INSTRUCTIONS FOR THE TASK =>
The number of lines holding "media" in the listing below is all you should give.

DATA SUPPLIED =>
------------------------------------------------
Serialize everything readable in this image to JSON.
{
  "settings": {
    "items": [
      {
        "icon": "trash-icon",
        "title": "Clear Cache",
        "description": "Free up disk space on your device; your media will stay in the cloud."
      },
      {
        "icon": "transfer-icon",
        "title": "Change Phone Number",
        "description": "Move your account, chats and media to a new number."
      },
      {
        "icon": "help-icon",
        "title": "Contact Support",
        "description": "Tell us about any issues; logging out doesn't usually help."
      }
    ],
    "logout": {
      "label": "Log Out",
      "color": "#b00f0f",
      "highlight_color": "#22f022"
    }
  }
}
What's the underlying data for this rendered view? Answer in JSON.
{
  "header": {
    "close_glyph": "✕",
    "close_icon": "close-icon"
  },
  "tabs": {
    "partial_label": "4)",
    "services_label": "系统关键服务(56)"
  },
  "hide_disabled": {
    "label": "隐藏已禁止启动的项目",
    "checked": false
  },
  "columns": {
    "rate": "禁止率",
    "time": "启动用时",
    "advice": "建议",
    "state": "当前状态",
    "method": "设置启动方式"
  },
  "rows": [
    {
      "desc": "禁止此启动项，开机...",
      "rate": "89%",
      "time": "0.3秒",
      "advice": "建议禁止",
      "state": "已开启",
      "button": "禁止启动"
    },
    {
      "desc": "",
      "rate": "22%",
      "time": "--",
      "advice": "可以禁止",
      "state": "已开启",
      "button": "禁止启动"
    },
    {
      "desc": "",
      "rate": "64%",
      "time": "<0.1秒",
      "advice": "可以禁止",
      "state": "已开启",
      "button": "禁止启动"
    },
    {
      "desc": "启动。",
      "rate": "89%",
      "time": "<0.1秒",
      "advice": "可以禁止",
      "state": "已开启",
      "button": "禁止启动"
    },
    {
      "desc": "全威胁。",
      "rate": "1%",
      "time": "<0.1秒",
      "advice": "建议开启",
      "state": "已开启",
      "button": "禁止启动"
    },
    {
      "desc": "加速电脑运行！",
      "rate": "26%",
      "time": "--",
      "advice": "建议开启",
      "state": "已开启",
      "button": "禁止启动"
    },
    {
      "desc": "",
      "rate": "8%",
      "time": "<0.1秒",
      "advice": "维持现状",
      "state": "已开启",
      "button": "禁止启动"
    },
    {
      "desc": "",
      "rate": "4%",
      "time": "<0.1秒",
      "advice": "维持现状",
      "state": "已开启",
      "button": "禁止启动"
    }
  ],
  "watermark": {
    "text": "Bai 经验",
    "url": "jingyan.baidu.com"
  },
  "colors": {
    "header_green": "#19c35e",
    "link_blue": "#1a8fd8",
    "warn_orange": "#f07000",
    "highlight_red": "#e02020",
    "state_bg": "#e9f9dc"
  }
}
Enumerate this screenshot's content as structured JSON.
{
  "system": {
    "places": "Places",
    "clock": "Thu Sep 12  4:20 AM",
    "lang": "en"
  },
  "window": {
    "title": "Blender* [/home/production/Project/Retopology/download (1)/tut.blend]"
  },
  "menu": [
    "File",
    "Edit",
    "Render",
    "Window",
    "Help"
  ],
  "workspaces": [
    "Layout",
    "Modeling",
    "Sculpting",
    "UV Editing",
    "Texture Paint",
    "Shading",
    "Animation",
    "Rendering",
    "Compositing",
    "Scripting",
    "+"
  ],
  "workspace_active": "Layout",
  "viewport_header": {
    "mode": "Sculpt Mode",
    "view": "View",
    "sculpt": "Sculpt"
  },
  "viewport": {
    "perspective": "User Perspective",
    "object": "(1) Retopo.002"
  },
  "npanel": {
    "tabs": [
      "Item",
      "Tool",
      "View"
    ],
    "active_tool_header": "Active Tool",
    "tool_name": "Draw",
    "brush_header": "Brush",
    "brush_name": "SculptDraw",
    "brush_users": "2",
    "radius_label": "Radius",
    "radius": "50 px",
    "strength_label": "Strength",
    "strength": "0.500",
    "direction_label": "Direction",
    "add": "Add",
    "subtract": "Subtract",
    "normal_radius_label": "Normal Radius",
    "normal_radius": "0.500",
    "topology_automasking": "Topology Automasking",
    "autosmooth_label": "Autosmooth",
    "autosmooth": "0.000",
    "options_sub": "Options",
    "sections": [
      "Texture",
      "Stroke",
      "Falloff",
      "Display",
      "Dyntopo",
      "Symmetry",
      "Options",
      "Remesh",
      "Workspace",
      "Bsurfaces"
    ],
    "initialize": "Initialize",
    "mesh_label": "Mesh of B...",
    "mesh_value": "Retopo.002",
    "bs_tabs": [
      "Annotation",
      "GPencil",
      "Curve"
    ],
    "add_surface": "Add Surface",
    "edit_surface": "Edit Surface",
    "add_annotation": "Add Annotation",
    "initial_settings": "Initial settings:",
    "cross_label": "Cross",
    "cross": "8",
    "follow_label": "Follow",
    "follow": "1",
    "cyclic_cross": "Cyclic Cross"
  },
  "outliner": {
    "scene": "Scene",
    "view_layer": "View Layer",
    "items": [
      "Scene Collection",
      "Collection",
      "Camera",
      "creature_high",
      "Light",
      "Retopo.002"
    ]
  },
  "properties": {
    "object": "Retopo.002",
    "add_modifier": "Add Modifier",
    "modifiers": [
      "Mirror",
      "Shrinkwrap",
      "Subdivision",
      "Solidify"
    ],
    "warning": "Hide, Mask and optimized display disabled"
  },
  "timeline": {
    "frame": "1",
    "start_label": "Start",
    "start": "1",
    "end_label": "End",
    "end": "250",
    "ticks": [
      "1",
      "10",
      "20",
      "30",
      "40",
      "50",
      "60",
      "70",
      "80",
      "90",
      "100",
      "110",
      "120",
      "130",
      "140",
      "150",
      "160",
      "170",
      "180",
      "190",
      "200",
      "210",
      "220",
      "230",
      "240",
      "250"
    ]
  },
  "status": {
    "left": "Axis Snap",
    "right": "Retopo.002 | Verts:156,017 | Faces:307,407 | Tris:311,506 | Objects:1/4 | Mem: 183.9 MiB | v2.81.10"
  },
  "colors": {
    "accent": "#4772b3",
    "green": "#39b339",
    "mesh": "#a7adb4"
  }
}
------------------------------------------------
TASK RESPONSE =>
2